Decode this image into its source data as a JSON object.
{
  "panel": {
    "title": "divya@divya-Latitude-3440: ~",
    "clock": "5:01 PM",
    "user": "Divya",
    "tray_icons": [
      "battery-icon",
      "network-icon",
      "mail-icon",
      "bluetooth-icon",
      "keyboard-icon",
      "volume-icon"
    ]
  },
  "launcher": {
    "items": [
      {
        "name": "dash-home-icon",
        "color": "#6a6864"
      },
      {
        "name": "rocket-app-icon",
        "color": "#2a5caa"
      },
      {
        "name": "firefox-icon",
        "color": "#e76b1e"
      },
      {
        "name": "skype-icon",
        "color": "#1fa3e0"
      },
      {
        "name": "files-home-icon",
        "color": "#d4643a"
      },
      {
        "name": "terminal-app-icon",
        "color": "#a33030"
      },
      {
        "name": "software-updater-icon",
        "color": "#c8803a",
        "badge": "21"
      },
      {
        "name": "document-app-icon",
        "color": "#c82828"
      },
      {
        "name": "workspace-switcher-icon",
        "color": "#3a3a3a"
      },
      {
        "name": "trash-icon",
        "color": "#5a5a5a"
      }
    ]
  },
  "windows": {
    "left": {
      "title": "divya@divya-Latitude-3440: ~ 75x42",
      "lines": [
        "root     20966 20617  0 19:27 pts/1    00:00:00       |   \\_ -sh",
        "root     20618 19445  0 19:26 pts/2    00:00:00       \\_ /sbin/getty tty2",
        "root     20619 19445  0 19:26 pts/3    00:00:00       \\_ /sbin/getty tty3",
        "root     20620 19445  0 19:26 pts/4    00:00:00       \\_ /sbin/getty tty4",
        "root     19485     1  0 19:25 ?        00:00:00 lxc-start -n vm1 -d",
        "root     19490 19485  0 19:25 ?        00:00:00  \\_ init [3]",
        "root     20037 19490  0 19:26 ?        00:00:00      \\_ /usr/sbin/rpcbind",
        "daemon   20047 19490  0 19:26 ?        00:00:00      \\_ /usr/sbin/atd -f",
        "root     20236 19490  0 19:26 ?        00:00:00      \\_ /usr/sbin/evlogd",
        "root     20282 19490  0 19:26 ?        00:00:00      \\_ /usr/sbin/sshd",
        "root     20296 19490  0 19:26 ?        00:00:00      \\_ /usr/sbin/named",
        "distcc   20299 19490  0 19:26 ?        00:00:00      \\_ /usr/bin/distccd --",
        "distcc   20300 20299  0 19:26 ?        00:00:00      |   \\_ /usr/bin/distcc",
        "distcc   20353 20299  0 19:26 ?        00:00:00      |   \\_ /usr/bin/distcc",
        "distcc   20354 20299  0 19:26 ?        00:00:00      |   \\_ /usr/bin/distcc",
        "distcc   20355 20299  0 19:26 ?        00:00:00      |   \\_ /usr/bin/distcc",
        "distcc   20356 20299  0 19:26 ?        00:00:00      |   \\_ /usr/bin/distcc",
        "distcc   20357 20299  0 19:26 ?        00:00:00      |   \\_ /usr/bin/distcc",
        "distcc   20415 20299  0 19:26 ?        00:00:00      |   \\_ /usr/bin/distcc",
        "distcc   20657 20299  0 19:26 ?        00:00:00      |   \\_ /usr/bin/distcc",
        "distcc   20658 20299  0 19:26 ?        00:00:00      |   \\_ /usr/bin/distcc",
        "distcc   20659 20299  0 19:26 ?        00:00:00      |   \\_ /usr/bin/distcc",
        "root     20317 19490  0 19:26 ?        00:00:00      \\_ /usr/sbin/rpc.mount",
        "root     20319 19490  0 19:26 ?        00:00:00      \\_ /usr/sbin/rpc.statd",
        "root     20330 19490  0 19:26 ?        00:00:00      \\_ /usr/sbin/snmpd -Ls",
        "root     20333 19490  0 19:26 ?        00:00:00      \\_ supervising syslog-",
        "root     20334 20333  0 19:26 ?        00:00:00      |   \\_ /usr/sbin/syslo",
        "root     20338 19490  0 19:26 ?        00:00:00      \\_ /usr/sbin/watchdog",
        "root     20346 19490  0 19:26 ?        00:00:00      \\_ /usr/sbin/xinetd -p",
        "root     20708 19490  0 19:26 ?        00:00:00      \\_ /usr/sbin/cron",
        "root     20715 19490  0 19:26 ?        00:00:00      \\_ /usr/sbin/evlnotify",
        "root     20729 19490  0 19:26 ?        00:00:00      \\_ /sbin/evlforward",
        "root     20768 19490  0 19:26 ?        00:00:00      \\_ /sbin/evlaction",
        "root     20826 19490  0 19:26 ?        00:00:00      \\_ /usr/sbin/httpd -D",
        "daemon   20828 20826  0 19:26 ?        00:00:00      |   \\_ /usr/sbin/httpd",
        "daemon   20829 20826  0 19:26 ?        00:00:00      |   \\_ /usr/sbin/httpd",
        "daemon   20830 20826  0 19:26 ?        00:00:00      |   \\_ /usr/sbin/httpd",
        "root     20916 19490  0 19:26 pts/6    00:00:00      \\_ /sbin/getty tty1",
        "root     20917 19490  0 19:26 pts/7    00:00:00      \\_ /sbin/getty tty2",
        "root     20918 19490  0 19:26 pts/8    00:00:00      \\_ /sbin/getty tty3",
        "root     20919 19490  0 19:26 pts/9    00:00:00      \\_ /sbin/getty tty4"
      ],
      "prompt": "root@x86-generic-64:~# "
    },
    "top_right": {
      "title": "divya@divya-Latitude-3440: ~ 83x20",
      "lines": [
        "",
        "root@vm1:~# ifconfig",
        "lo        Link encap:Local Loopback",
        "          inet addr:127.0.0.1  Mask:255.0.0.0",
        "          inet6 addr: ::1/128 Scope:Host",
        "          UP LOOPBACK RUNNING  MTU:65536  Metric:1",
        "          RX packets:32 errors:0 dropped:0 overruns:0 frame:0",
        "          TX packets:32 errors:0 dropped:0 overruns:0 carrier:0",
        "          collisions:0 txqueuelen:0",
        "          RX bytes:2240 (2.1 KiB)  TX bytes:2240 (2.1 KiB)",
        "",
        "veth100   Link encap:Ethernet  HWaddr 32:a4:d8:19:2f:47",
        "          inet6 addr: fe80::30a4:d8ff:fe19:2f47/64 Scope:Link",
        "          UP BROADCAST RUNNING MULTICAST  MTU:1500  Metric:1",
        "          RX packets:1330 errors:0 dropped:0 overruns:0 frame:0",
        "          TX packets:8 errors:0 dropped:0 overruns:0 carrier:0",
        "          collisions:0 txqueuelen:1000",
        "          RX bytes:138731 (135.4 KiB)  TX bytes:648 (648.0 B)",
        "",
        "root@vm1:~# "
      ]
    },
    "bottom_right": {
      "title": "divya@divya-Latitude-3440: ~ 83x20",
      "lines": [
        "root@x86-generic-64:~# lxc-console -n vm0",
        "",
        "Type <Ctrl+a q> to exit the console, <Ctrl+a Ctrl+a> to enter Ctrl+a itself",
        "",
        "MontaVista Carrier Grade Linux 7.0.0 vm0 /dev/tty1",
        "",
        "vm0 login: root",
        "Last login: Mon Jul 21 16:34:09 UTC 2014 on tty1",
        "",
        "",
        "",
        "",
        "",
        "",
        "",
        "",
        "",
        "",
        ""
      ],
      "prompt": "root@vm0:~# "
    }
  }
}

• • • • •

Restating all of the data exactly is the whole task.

▶ [Expected answer]:
Decode this image into its source data as a JSON object.
{
  "panel": {
    "title": "divya@divya-Latitude-3440: ~",
    "clock": "5:01 PM",
    "user": "Divya",
    "tray_icons": [
      "battery-icon",
      "network-icon",
      "mail-icon",
      "bluetooth-icon",
      "keyboard-icon",
      "volume-icon"
    ]
  },
  "launcher": {
    "items": [
      {
        "name": "dash-home-icon",
        "color": "#6a6864"
      },
      {
        "name": "rocket-app-icon",
        "color": "#2a5caa"
      },
      {
        "name": "firefox-icon",
        "color": "#e76b1e"
      },
      {
        "name": "skype-icon",
        "color": "#1fa3e0"
      },
      {
        "name": "files-home-icon",
        "color": "#d4643a"
      },
      {
        "name": "terminal-app-icon",
        "color": "#a33030"
      },
      {
        "name": "software-updater-icon",
        "color": "#c8803a",
        "badge": "21"
      },
      {
        "name": "document-app-icon",
        "color": "#c82828"
      },
      {
        "name": "workspace-switcher-icon",
        "color": "#3a3a3a"
      },
      {
        "name": "trash-icon",
        "color": "#5a5a5a"
      }
    ]
  },
  "windows": {
    "left": {
      "title": "divya@divya-Latitude-3440: ~ 75x42",
      "lines": [
        "root     20966 20617  0 19:27 pts/1    00:00:00       |   \\_ -sh",
        "root     20618 19445  0 19:26 pts/2    00:00:00       \\_ /sbin/getty tty2",
        "root     20619 19445  0 19:26 pts/3    00:00:00       \\_ /sbin/getty tty3",
        "root     20620 19445  0 19:26 pts/4    00:00:00       \\_ /sbin/getty tty4",
        "root     19485     1  0 19:25 ?        00:00:00 lxc-start -n vm1 -d",
        "root     19490 19485  0 19:25 ?        00:00:00  \\_ init [3]",
        "root     20037 19490  0 19:26 ?        00:00:00      \\_ /usr/sbin/rpcbind",
        "daemon   20047 19490  0 19:26 ?        00:00:00      \\_ /usr/sbin/atd -f",
        "root     20236 19490  0 19:26 ?        00:00:00      \\_ /usr/sbin/evlogd",
        "root     20282 19490  0 19:26 ?        00:00:00      \\_ /usr/sbin/sshd",
        "root     20296 19490  0 19:26 ?        00:00:00      \\_ /usr/sbin/named",
        "distcc   20299 19490  0 19:26 ?        00:00:00      \\_ /usr/bin/distccd --",
        "distcc   20300 20299  0 19:26 ?        00:00:00      |   \\_ /usr/bin/distcc",
        "distcc   20353 20299  0 19:26 ?        00:00:00      |   \\_ /usr/bin/distcc",
        "distcc   20354 20299  0 19:26 ?        00:00:00      |   \\_ /usr/bin/distcc",
        "distcc   20355 20299  0 19:26 ?        00:00:00      |   \\_ /usr/bin/distcc",
        "distcc   20356 20299  0 19:26 ?        00:00:00      |   \\_ /usr/bin/distcc",
        "distcc   20357 20299  0 19:26 ?        00:00:00      |   \\_ /usr/bin/distcc",
        "distcc   20415 20299  0 19:26 ?        00:00:00      |   \\_ /usr/bin/distcc",
        "distcc   20657 20299  0 19:26 ?        00:00:00      |   \\_ /usr/bin/distcc",
        "distcc   20658 20299  0 19:26 ?        00:00:00      |   \\_ /usr/bin/distcc",
        "distcc   20659 20299  0 19:26 ?        00:00:00      |   \\_ /usr/bin/distcc",
        "root     20317 19490  0 19:26 ?        00:00:00      \\_ /usr/sbin/rpc.mount",
        "root     20319 19490  0 19:26 ?        00:00:00      \\_ /usr/sbin/rpc.statd",
        "root     20330 19490  0 19:26 ?        00:00:00      \\_ /usr/sbin/snmpd -Ls",
        "root     20333 19490  0 19:26 ?        00:00:00      \\_ supervising syslog-",
        "root     20334 20333  0 19:26 ?        00:00:00      |   \\_ /usr/sbin/syslo",
        "root     20338 19490  0 19:26 ?        00:00:00      \\_ /usr/sbin/watchdog",
        "root     20346 19490  0 19:26 ?        00:00:00      \\_ /usr/sbin/xinetd -p",
        "root     20708 19490  0 19:26 ?        00:00:00      \\_ /usr/sbin/cron",
        "root     20715 19490  0 19:26 ?        00:00:00      \\_ /usr/sbin/evlnotify",
        "root     20729 19490  0 19:26 ?        00:00:00      \\_ /sbin/evlforward",
        "root     20768 19490  0 19:26 ?        00:00:00      \\_ /sbin/evlaction",
        "root     20826 19490  0 19:26 ?        00:00:00      \\_ /usr/sbin/httpd -D",
        "daemon   20828 20826  0 19:26 ?        00:00:00      |   \\_ /usr/sbin/httpd",
        "daemon   20829 20826  0 19:26 ?        00:00:00      |   \\_ /usr/sbin/httpd",
        "daemon   20830 20826  0 19:26 ?        00:00:00      |   \\_ /usr/sbin/httpd",
        "root     20916 19490  0 19:26 pts/6    00:00:00      \\_ /sbin/getty tty1",
        "root     20917 19490  0 19:26 pts/7    00:00:00      \\_ /sbin/getty tty2",
        "root     20918 19490  0 19:26 pts/8    00:00:00      \\_ /sbin/getty tty3",
        "root     20919 19490  0 19:26 pts/9    00:00:00      \\_ /sbin/getty tty4"
      ],
      "prompt": "root@x86-generic-64:~# "
    },
    "top_right": {
      "title": "divya@divya-Latitude-3440: ~ 83x20",
      "lines": [
        "",
        "root@vm1:~# ifconfig",
        "lo        Link encap:Local Loopback",
        "          inet addr:127.0.0.1  Mask:255.0.0.0",
        "          inet6 addr: ::1/128 Scope:Host",
        "          UP LOOPBACK RUNNING  MTU:65536  Metric:1",
        "          RX packets:32 errors:0 dropped:0 overruns:0 frame:0",
        "          TX packets:32 errors:0 dropped:0 overruns:0 carrier:0",
        "          collisions:0 txqueuelen:0",
        "          RX bytes:2240 (2.1 KiB)  TX bytes:2240 (2.1 KiB)",
        "",
        "veth100   Link encap:Ethernet  HWaddr 32:a4:d8:19:2f:47",
        "          inet6 addr: fe80::30a4:d8ff:fe19:2f47/64 Scope:Link",
        "          UP BROADCAST RUNNING MULTICAST  MTU:1500  Metric:1",
        "          RX packets:1330 errors:0 dropped:0 overruns:0 frame:0",
        "          TX packets:8 errors:0 dropped:0 overruns:0 carrier:0",
        "          collisions:0 txqueuelen:1000",
        "          RX bytes:138731 (135.4 KiB)  TX bytes:648 (648.0 B)",
        "",
        "root@vm1:~# "
      ]
    },
    "bottom_right": {
      "title": "divya@divya-Latitude-3440: ~ 83x20",
      "lines": [
        "root@x86-generic-64:~# lxc-console -n vm0",
        "",
        "Type <Ctrl+a q> to exit the console, <Ctrl+a Ctrl+a> to enter Ctrl+a itself",
        "",
        "MontaVista Carrier Grade Linux 7.0.0 vm0 /dev/tty1",
        "",
        "vm0 login: root",
        "Last login: Mon Jul 21 16:34:09 UTC 2014 on tty1",
        "",
        "",
        "",
        "",
        "",
        "",
        "",
        "",
        "",
        "",
        ""
      ],
      "prompt": "root@vm0:~# "
    }
  }
}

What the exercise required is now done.